Data provided below:

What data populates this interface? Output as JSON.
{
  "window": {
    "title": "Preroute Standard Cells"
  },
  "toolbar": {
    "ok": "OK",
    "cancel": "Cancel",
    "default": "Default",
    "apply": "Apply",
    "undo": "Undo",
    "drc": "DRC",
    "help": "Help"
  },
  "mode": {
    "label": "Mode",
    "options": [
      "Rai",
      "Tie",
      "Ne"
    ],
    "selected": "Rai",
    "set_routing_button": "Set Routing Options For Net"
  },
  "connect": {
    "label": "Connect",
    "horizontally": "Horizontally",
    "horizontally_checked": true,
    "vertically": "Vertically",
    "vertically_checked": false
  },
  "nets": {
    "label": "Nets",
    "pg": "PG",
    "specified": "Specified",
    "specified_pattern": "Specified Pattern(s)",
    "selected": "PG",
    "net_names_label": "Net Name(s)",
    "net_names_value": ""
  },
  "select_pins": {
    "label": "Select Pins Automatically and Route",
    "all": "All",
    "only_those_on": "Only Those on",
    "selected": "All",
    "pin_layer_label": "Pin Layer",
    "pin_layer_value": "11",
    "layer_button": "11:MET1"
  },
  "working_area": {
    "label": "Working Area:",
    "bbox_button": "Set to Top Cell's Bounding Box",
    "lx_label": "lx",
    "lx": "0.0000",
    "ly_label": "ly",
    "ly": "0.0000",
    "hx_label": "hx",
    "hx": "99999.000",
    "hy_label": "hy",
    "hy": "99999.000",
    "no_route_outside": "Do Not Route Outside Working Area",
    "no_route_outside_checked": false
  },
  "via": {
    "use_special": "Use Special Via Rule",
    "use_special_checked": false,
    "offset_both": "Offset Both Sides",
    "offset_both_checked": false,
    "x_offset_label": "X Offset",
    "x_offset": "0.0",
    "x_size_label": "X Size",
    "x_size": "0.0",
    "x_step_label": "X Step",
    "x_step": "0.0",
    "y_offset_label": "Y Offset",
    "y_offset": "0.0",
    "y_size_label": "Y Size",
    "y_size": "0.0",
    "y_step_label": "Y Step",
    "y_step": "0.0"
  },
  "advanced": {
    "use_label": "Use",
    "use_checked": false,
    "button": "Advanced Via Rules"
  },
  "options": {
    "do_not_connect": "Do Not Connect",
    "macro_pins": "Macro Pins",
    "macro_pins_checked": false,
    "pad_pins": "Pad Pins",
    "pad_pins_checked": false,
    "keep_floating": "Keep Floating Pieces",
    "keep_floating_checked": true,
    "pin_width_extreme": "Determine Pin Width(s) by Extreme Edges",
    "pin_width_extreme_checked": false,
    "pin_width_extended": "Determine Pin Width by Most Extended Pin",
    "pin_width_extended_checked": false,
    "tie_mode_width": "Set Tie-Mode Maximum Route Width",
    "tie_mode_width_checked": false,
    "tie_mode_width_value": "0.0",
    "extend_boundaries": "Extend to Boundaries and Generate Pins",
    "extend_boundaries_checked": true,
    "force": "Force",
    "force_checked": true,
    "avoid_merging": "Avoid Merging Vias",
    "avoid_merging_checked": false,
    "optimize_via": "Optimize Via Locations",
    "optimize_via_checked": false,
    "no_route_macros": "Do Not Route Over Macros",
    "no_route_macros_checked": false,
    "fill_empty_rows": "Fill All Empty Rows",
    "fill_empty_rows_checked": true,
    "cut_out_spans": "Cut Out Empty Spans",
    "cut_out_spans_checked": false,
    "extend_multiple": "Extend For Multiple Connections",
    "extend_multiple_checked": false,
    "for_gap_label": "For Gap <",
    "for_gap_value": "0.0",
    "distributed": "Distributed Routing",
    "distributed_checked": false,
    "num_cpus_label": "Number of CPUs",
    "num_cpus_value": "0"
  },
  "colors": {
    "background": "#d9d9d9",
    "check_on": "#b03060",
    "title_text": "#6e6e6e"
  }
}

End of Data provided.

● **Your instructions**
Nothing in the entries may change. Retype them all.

● **Solution**
What data populates this interface? Output as JSON.
{
  "window": {
    "title": "Preroute Standard Cells"
  },
  "toolbar": {
    "ok": "OK",
    "cancel": "Cancel",
    "default": "Default",
    "apply": "Apply",
    "undo": "Undo",
    "drc": "DRC",
    "help": "Help"
  },
  "mode": {
    "label": "Mode",
    "options": [
      "Rai",
      "Tie",
      "Ne"
    ],
    "selected": "Rai",
    "set_routing_button": "Set Routing Options For Net"
  },
  "connect": {
    "label": "Connect",
    "horizontally": "Horizontally",
    "horizontally_checked": true,
    "vertically": "Vertically",
    "vertically_checked": false
  },
  "nets": {
    "label": "Nets",
    "pg": "PG",
    "specified": "Specified",
    "specified_pattern": "Specified Pattern(s)",
    "selected": "PG",
    "net_names_label": "Net Name(s)",
    "net_names_value": ""
  },
  "select_pins": {
    "label": "Select Pins Automatically and Route",
    "all": "All",
    "only_those_on": "Only Those on",
    "selected": "All",
    "pin_layer_label": "Pin Layer",
    "pin_layer_value": "11",
    "layer_button": "11:MET1"
  },
  "working_area": {
    "label": "Working Area:",
    "bbox_button": "Set to Top Cell's Bounding Box",
    "lx_label": "lx",
    "lx": "0.0000",
    "ly_label": "ly",
    "ly": "0.0000",
    "hx_label": "hx",
    "hx": "99999.000",
    "hy_label": "hy",
    "hy": "99999.000",
    "no_route_outside": "Do Not Route Outside Working Area",
    "no_route_outside_checked": false
  },
  "via": {
    "use_special": "Use Special Via Rule",
    "use_special_checked": false,
    "offset_both": "Offset Both Sides",
    "offset_both_checked": false,
    "x_offset_label": "X Offset",
    "x_offset": "0.0",
    "x_size_label": "X Size",
    "x_size": "0.0",
    "x_step_label": "X Step",
    "x_step": "0.0",
    "y_offset_label": "Y Offset",
    "y_offset": "0.0",
    "y_size_label": "Y Size",
    "y_size": "0.0",
    "y_step_label": "Y Step",
    "y_step": "0.0"
  },
  "advanced": {
    "use_label": "Use",
    "use_checked": false,
    "button": "Advanced Via Rules"
  },
  "options": {
    "do_not_connect": "Do Not Connect",
    "macro_pins": "Macro Pins",
    "macro_pins_checked": false,
    "pad_pins": "Pad Pins",
    "pad_pins_checked": false,
    "keep_floating": "Keep Floating Pieces",
    "keep_floating_checked": true,
    "pin_width_extreme": "Determine Pin Width(s) by Extreme Edges",
    "pin_width_extreme_checked": false,
    "pin_width_extended": "Determine Pin Width by Most Extended Pin",
    "pin_width_extended_checked": false,
    "tie_mode_width": "Set Tie-Mode Maximum Route Width",
    "tie_mode_width_checked": false,
    "tie_mode_width_value": "0.0",
    "extend_boundaries": "Extend to Boundaries and Generate Pins",
    "extend_boundaries_checked": true,
    "force": "Force",
    "force_checked": true,
    "avoid_merging": "Avoid Merging Vias",
    "avoid_merging_checked": false,
    "optimize_via": "Optimize Via Locations",
    "optimize_via_checked": false,
    "no_route_macros": "Do Not Route Over Macros",
    "no_route_macros_checked": false,
    "fill_empty_rows": "Fill All Empty Rows",
    "fill_empty_rows_checked": true,
    "cut_out_spans": "Cut Out Empty Spans",
    "cut_out_spans_checked": false,
    "extend_multiple": "Extend For Multiple Connections",
    "extend_multiple_checked": false,
    "for_gap_label": "For Gap <",
    "for_gap_value": "0.0",
    "distributed": "Distributed Routing",
    "distributed_checked": false,
    "num_cpus_label": "Number of CPUs",
    "num_cpus_value": "0"
  },
  "colors": {
    "background": "#d9d9d9",
    "check_on": "#b03060",
    "title_text": "#6e6e6e"
  }
}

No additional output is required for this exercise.